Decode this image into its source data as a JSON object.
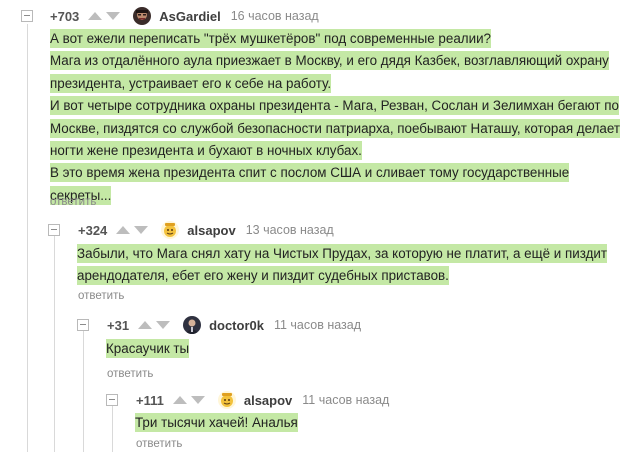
{
  "colors": {
    "highlight": "#c4e8a5",
    "rating": "#555555",
    "author": "#3e3e3e",
    "muted": "#8a8a8a"
  },
  "comments": [
    {
      "rating": "+703",
      "author": "AsGardiel",
      "time": "16 часов назад",
      "avatar_icon": "avatar-dark-face-icon",
      "lines": [
        "А вот ежели переписать \"трёх мушкетёров\" под современные реалии?",
        "Мага из отдалённого аула приезжает в Москву, и его дядя Казбек, возглавляющий охрану",
        "президента, устраивает его к себе на работу.",
        "И вот четыре сотрудника охраны президента - Мага, Резван, Сослан и Зелимхан бегают по",
        "Москве, пиздятся со службой безопасности патриарха, поебывают Наташу, которая делает",
        "ногти жене президента и бухают в ночных клубах.",
        "В это время жена президента спит с послом США и сливает тому государственные",
        "секреты..."
      ],
      "reply_label": "ответить"
    },
    {
      "rating": "+324",
      "author": "alsapov",
      "time": "13 часов назад",
      "avatar_icon": "avatar-yellow-cartoon-icon",
      "lines": [
        "Забыли, что Мага снял хату на Чистых Прудах, за которую не платит, а ещё и пиздит",
        "арендодателя, ебет его жену и пиздит судебных приставов."
      ],
      "reply_label": "ответить"
    },
    {
      "rating": "+31",
      "author": "doctor0k",
      "time": "11 часов назад",
      "avatar_icon": "avatar-person-photo-icon",
      "lines": [
        "Красаучик ты"
      ],
      "reply_label": "ответить"
    },
    {
      "rating": "+111",
      "author": "alsapov",
      "time": "11 часов назад",
      "avatar_icon": "avatar-yellow-cartoon-icon",
      "lines": [
        "Три тысячи хачей! Аналья"
      ],
      "reply_label": "ответить"
    }
  ]
}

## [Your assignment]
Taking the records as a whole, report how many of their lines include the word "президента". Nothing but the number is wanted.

## [Solution for this exercise]
4